> INSTRUCTIONS FOR THE TASK
Copy the listing out in full. Keep every word as it is.

(RECORD SET begins)

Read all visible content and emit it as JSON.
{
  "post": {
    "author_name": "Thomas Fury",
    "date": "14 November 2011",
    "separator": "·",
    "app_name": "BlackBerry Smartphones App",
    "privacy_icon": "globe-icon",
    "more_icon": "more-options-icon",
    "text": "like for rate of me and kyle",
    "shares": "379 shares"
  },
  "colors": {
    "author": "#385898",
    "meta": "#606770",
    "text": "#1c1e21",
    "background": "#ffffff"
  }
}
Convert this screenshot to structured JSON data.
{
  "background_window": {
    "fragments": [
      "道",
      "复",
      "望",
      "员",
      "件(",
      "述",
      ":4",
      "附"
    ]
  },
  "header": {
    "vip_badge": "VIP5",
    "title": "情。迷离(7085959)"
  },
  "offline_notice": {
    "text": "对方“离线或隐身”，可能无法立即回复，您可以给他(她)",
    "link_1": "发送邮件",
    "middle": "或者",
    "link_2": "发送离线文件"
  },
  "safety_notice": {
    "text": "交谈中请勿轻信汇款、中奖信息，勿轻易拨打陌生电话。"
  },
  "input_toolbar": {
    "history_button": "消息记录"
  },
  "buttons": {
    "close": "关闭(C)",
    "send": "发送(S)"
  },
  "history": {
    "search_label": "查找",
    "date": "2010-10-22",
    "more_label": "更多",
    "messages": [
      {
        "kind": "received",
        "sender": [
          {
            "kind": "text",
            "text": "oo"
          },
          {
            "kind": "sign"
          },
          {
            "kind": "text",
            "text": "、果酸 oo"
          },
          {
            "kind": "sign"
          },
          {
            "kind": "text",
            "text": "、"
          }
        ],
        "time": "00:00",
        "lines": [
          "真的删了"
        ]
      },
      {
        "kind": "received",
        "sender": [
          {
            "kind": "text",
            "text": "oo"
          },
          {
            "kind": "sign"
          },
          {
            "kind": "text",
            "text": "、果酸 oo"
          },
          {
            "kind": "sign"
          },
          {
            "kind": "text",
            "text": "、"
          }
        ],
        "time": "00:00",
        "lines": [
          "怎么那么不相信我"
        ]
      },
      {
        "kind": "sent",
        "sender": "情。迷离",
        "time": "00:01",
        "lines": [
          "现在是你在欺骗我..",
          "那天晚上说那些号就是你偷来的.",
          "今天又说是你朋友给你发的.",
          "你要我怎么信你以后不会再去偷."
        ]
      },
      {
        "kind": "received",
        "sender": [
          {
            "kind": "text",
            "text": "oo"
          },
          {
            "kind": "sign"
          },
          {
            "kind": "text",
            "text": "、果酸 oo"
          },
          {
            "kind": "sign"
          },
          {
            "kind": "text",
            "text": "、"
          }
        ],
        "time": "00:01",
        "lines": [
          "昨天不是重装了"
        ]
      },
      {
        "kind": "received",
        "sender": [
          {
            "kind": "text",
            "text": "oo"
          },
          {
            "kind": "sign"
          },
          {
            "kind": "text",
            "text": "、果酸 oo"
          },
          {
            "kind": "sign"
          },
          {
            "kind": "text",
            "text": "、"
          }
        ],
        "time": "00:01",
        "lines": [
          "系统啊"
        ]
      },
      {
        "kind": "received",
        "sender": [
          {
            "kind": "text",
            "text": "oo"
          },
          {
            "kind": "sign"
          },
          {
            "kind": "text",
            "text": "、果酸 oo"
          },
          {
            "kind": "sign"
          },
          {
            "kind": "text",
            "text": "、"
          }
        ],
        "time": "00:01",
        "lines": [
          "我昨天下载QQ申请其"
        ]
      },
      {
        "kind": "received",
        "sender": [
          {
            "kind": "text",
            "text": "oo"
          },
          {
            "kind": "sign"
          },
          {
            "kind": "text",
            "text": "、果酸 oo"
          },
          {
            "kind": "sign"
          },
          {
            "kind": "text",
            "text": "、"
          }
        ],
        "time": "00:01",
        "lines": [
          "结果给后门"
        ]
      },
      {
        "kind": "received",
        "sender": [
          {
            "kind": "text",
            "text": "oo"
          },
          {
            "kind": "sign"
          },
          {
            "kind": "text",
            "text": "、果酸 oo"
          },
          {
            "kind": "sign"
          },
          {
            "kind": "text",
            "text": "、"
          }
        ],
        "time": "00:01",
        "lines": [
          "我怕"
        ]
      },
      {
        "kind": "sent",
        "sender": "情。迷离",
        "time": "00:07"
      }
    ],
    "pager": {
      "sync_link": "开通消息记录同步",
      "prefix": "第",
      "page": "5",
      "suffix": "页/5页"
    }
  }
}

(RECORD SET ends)

> EXPECTED ANSWER
Read all visible content and emit it as JSON.
{
  "post": {
    "author_name": "Thomas Fury",
    "date": "14 November 2011",
    "separator": "·",
    "app_name": "BlackBerry Smartphones App",
    "privacy_icon": "globe-icon",
    "more_icon": "more-options-icon",
    "text": "like for rate of me and kyle",
    "shares": "379 shares"
  },
  "colors": {
    "author": "#385898",
    "meta": "#606770",
    "text": "#1c1e21",
    "background": "#ffffff"
  }
}
Convert this screenshot to structured JSON data.
{
  "background_window": {
    "fragments": [
      "道",
      "复",
      "望",
      "员",
      "件(",
      "述",
      ":4",
      "附"
    ]
  },
  "header": {
    "vip_badge": "VIP5",
    "title": "情。迷离(7085959)"
  },
  "offline_notice": {
    "text": "对方“离线或隐身”，可能无法立即回复，您可以给他(她)",
    "link_1": "发送邮件",
    "middle": "或者",
    "link_2": "发送离线文件"
  },
  "safety_notice": {
    "text": "交谈中请勿轻信汇款、中奖信息，勿轻易拨打陌生电话。"
  },
  "input_toolbar": {
    "history_button": "消息记录"
  },
  "buttons": {
    "close": "关闭(C)",
    "send": "发送(S)"
  },
  "history": {
    "search_label": "查找",
    "date": "2010-10-22",
    "more_label": "更多",
    "messages": [
      {
        "kind": "received",
        "sender": [
          {
            "kind": "text",
            "text": "oo"
          },
          {
            "kind": "sign"
          },
          {
            "kind": "text",
            "text": "、果酸 oo"
          },
          {
            "kind": "sign"
          },
          {
            "kind": "text",
            "text": "、"
          }
        ],
        "time": "00:00",
        "lines": [
          "真的删了"
        ]
      },
      {
        "kind": "received",
        "sender": [
          {
            "kind": "text",
            "text": "oo"
          },
          {
            "kind": "sign"
          },
          {
            "kind": "text",
            "text": "、果酸 oo"
          },
          {
            "kind": "sign"
          },
          {
            "kind": "text",
            "text": "、"
          }
        ],
        "time": "00:00",
        "lines": [
          "怎么那么不相信我"
        ]
      },
      {
        "kind": "sent",
        "sender": "情。迷离",
        "time": "00:01",
        "lines": [
          "现在是你在欺骗我..",
          "那天晚上说那些号就是你偷来的.",
          "今天又说是你朋友给你发的.",
          "你要我怎么信你以后不会再去偷."
        ]
      },
      {
        "kind": "received",
        "sender": [
          {
            "kind": "text",
            "text": "oo"
          },
          {
            "kind": "sign"
          },
          {
            "kind": "text",
            "text": "、果酸 oo"
          },
          {
            "kind": "sign"
          },
          {
            "kind": "text",
            "text": "、"
          }
        ],
        "time": "00:01",
        "lines": [
          "昨天不是重装了"
        ]
      },
      {
        "kind": "received",
        "sender": [
          {
            "kind": "text",
            "text": "oo"
          },
          {
            "kind": "sign"
          },
          {
            "kind": "text",
            "text": "、果酸 oo"
          },
          {
            "kind": "sign"
          },
          {
            "kind": "text",
            "text": "、"
          }
        ],
        "time": "00:01",
        "lines": [
          "系统啊"
        ]
      },
      {
        "kind": "received",
        "sender": [
          {
            "kind": "text",
            "text": "oo"
          },
          {
            "kind": "sign"
          },
          {
            "kind": "text",
            "text": "、果酸 oo"
          },
          {
            "kind": "sign"
          },
          {
            "kind": "text",
            "text": "、"
          }
        ],
        "time": "00:01",
        "lines": [
          "我昨天下载QQ申请其"
        ]
      },
      {
        "kind": "received",
        "sender": [
          {
            "kind": "text",
            "text": "oo"
          },
          {
            "kind": "sign"
          },
          {
            "kind": "text",
            "text": "、果酸 oo"
          },
          {
            "kind": "sign"
          },
          {
            "kind": "text",
            "text": "、"
          }
        ],
        "time": "00:01",
        "lines": [
          "结果给后门"
        ]
      },
      {
        "kind": "received",
        "sender": [
          {
            "kind": "text",
            "text": "oo"
          },
          {
            "kind": "sign"
          },
          {
            "kind": "text",
            "text": "、果酸 oo"
          },
          {
            "kind": "sign"
          },
          {
            "kind": "text",
            "text": "、"
          }
        ],
        "time": "00:01",
        "lines": [
          "我怕"
        ]
      },
      {
        "kind": "sent",
        "sender": "情。迷离",
        "time": "00:07"
      }
    ],
    "pager": {
      "sync_link": "开通消息记录同步",
      "prefix": "第",
      "page": "5",
      "suffix": "页/5页"
    }
  }
}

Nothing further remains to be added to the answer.